Those conversations seem as if they took place the day before yesterday and now here I am at the mid-point in the year still waiting for 2003’s Latin music scene to get started. It’s difficult to acknowledge an entire six months have gone by since I began the new year with a perspective piece on the scene, if, in fact, it can be called that.
In actuality, quite a bit has taken place since January. A large number of releases by Latino artists have really hit the market. Many reports have the Latino market as not only continuing to grow, but some measure it as the only consumer group that has continued buying during these sluggish economic times. Companies are really starting to pay attention to us. They only want our money, but it’s a start. We’ve got their attention and I doubt we’ll be seeing any maniacal over-zealous shopping mall czar’s calling in the national guard to build large metal fences and set up search lights around the local mall.
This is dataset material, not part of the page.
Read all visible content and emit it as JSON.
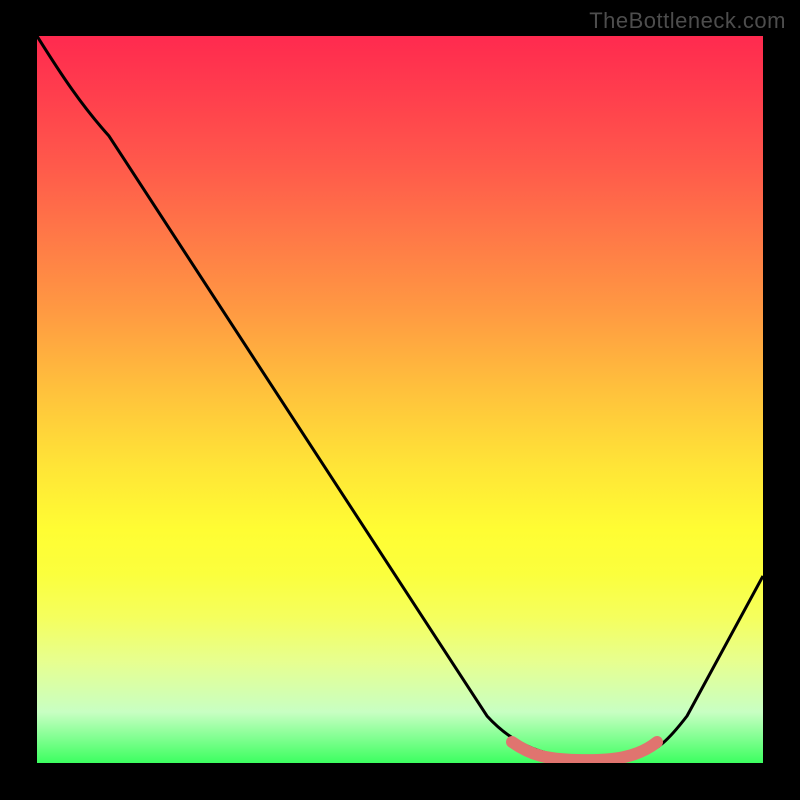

Big time music conglomerates such as Universal, Warner, and BMG have really done well by marketing Latino artists to both Latino and non-Latino audiences. In turn, media relations firms are experiencing more and more success procuring media coverage for their artists. One of 2003’s highlights has already been recorded on national television.
Mexico’s Jaguares appeared on the Tonight Show with Jay Leno. While the band could easily have taken the opportunity to make themselves appeal to American audiences by showing how they can rock as hard as any English speaking outfit, Saul Hernández and company invited fellow countrymen La Sonora Santanera along for a most impressive and classy performance. The band plans on returning to the studio this fall for an early 2004 release. They are currently touring Europe, the U.S., and Mexico.
Thank goodness we’ve seen less of the poppy stuff and more true artists and creativity.
We need more Alejandro Sanz types and fewer of the less talented, arrogant and aloof type. Sanz is a true gentleman. He’s genuine, humble, and very talented. Look at Tijuana native Frankie J. who was in town this week for some great promotional appearances at his Alma matter, Southwest High School and a local music shop. Keep an eye on him, he seems to have some momentum and backing behind him.
New records out that are interesting include Jumbo’s “Teleparque” which for some reason has not been released in the states. BMG really dropped the ball on the boys from Monterrey. Their manager, Javier Montemayor, is looking for a U.S. release soon on another label. La Ley will be once again providing some new material as well as Café Tacuba. It’s nice to see part of the older guard still standing and delivering.
Locally, we have got to become unified. I can’t tell you how many shows are poorly advertised and thus poorly attended because of the lack of uniform promotion and advertisement throughout the county and Tijuana. There are some great local talents that deserve our support. I was on the phone the other day with a representative of Universal Music and she honestly knew more of the local groups than I did…and I consider myself an insider. I’ve sat and had coffee with the guys in Emaue, I carried the bass player’s equipment to his car. I had San Francisco’s Los Mocossos spend the night at my house after their Café Sevilla gig a couple of years ago. I had lunch with Jagaures a couple of months ago. DGomez of Slowrider has in the past asked me to help the band get a local gig. So, somehow, let’s get this together.
Tizoc Hernández of Agua Dulce has been making huge efforts at helping unify the band. Speaking of which, catch the band locally soon. I just know they bound for bigger and better things!
Here’s my plea! If you’re a local group that hasn’t received coverage here. Write us. If you from somewhere else, write us. Let’s work on really becoming a force…first locally and eventually on a larger scale.
By Francisco H. Ciriza